Task objective
Where a line below holds the string "Windows", copy that line.
• • • • •
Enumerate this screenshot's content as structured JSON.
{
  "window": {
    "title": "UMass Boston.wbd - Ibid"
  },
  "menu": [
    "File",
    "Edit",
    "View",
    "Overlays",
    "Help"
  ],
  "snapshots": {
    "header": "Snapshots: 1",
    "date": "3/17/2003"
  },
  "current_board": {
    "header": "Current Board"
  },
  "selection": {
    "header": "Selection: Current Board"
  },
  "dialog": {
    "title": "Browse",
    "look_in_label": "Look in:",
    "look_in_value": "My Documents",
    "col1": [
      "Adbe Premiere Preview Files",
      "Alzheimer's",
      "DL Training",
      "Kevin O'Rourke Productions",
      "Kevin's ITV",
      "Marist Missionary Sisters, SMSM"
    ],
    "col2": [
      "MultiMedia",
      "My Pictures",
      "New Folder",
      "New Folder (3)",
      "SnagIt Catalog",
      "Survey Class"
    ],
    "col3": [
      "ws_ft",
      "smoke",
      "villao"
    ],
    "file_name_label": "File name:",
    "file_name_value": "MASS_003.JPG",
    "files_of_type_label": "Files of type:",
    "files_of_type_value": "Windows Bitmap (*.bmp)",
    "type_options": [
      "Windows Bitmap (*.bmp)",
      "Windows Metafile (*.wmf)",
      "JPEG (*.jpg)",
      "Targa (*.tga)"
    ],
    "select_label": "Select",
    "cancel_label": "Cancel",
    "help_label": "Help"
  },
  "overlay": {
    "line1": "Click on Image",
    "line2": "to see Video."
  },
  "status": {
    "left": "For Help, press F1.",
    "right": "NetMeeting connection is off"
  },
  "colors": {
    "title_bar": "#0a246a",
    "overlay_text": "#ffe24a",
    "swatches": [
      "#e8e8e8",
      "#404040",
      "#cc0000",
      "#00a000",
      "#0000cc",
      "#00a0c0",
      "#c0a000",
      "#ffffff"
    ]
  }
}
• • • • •
Solved problem
    "files_of_type_value": "Windows Bitmap (*.bmp)",
      "Windows Bitmap (*.bmp)",
      "Windows Metafile (*.wmf)",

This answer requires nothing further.